The client/consultant relationship can potentially be a positive, life giving relationship infusing energy throughout an organization, or it can be a contentious relationship of mutual tolerance for selfish outcomes. Insuring the client/consultant relationship is healthy is one of the biggest challenges in consulting.
One source for tension in the client/consultant relationship is how much consultants charge for services. Early on in consulting, businesses were paying upwards of $2 billion, often for impractical data and poorly implemented recommendations (Turner, 1982), which created a stigma throughout the organizational world against consultants. This stigma has led to relational tension, but can be overcome by establishing clearer expectations for clients (Turner, 1982), and providing successful methods and techniques that lead to tangible actions lower organizational bottom lines (McKnight, 2009). This will change the perception often held against consultants that they are only concerned about prolonging their assignments and are unable to appreciate the practicalities of managerial issues (Turner, 1982).
For consultants, this begins with communicating clearly what can be expected and knowing if the assignment should be taken. These four steps can help shed light on this issue: 1) have a position when negotiating, 2) ensure terms are realistic (do not say yes to each assignment), 3) watch the culture being entered, and 4) do not rush to an agreement (Sherwin, 2013). Following these steps will insure the client/consultant relationship starts off on the right foot. Once established, then the consultant can work with the client to structure a hierarchy of goals for the engagement, beginning with the most basic objective, communicating deliverables for each objective to insure the methods used provide answers being sought (Turner, 1982). This will allow clients to feel secure they are receiving value paid for, and anchor the consultant from being lost in the organization (McKnight, 2009).
McKnight, W. (2009). 90 days to success in consulting.

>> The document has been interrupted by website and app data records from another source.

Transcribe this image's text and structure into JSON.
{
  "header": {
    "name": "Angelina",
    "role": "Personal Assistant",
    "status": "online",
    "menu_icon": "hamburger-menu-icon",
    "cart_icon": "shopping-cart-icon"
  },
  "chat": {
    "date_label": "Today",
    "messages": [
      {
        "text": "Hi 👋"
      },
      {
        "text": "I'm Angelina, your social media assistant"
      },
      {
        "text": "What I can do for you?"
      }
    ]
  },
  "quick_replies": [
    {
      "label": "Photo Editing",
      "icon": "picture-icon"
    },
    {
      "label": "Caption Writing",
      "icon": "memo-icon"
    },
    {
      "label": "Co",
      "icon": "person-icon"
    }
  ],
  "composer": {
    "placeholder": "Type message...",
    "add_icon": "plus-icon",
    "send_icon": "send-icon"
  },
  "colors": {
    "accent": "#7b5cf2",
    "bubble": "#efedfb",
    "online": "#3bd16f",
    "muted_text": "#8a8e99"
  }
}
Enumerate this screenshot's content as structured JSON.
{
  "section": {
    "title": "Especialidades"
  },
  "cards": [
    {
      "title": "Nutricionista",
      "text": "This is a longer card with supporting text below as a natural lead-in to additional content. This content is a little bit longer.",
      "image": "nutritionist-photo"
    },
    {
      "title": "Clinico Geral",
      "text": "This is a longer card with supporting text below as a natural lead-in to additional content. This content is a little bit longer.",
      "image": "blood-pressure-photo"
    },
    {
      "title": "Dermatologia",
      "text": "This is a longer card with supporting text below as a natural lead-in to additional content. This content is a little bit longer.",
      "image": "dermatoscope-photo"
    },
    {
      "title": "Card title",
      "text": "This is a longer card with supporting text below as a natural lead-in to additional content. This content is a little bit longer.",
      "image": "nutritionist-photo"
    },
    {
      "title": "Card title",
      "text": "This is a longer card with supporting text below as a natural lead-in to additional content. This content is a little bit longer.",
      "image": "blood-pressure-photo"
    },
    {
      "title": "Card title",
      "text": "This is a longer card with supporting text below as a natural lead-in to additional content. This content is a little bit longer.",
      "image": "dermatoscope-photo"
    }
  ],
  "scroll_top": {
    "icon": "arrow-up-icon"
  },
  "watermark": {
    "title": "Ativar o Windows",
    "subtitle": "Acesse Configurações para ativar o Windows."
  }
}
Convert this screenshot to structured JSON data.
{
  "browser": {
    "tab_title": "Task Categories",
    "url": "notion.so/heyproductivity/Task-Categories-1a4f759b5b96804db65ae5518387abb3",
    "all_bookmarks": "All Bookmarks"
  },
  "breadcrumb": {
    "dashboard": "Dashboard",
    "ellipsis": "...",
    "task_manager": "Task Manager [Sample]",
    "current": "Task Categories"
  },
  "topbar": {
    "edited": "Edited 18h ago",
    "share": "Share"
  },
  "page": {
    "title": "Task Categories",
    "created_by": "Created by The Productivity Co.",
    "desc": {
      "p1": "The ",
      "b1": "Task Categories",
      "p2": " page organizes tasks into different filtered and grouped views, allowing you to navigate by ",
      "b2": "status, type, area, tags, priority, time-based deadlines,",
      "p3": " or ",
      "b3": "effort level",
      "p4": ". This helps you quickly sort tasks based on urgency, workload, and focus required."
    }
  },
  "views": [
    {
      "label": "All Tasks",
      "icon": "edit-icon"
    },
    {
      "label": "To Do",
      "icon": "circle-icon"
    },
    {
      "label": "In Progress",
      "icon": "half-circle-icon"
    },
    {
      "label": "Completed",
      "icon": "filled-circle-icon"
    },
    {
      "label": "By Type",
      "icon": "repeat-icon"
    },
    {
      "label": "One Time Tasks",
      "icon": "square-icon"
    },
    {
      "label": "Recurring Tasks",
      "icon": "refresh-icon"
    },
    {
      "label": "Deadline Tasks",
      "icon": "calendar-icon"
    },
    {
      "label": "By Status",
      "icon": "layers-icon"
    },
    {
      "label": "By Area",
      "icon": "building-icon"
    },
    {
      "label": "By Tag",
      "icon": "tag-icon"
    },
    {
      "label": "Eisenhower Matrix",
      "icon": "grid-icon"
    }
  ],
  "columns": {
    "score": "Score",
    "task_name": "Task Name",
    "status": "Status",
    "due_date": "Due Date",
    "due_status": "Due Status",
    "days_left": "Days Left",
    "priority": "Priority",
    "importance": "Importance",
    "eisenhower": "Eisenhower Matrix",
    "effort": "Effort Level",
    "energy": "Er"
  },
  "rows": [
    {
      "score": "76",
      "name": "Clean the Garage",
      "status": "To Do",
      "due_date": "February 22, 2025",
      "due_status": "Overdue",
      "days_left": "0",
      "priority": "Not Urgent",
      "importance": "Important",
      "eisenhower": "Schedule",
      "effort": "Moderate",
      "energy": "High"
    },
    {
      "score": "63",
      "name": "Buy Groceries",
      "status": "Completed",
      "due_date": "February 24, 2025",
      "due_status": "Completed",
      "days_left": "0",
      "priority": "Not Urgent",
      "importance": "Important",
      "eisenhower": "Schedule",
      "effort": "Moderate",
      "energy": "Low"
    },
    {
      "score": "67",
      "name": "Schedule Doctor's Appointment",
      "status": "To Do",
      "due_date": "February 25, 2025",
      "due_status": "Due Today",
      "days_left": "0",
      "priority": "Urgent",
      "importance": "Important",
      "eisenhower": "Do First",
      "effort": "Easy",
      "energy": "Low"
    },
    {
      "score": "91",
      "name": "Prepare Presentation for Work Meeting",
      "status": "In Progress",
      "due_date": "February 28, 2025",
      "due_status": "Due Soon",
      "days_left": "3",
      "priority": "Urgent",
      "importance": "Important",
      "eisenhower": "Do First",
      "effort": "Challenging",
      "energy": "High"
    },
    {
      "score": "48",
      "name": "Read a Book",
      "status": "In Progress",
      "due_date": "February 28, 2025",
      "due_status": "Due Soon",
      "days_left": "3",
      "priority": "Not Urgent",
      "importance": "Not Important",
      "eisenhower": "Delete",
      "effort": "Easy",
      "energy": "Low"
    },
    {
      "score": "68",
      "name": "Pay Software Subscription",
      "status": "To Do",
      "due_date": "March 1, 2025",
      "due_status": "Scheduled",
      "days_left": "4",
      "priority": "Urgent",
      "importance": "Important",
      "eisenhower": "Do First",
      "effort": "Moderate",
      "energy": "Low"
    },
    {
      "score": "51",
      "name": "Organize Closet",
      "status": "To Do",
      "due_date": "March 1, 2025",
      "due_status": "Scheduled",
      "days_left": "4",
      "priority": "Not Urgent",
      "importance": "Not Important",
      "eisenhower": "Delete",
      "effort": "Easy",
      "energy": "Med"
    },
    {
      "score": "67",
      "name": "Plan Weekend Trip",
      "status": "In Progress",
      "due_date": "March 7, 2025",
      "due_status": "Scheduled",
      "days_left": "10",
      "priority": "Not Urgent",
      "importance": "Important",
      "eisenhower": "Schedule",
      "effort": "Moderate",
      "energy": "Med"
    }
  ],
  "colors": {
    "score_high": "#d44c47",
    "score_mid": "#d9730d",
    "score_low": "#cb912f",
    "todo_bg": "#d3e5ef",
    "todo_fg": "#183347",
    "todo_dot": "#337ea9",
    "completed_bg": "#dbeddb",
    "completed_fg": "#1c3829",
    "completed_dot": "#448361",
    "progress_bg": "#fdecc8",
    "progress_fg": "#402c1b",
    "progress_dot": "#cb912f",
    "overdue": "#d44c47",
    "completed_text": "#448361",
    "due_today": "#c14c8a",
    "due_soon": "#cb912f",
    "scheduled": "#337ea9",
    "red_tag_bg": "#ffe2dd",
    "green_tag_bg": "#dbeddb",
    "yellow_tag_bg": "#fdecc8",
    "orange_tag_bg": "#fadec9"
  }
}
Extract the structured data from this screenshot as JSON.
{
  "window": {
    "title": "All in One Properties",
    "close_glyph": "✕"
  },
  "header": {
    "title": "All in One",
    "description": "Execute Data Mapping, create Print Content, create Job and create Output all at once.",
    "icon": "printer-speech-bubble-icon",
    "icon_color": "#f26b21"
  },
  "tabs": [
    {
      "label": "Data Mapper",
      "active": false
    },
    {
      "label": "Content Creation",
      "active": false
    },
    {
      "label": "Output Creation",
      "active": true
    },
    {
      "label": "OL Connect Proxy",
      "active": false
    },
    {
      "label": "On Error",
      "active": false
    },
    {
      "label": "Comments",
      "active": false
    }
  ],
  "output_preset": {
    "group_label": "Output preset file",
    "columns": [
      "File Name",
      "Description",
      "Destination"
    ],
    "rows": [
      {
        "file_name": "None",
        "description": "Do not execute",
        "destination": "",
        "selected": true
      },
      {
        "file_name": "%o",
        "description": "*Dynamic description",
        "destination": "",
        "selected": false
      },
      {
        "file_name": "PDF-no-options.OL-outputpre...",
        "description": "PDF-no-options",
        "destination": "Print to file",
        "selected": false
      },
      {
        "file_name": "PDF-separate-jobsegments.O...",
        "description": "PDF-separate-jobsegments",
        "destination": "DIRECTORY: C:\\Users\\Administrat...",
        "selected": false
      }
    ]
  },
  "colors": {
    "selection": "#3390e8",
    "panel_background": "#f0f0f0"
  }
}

Australia ; Boston, MA: Course Technology Cengage Learning.
Sherwin, D. (2012). Success by design: the essential business reference for designers. Blue Ash, OH: HOW Books.
Turner, A. N. (1982). Consulting is more than giving advice. Harvard Business Review, 60(5), 120.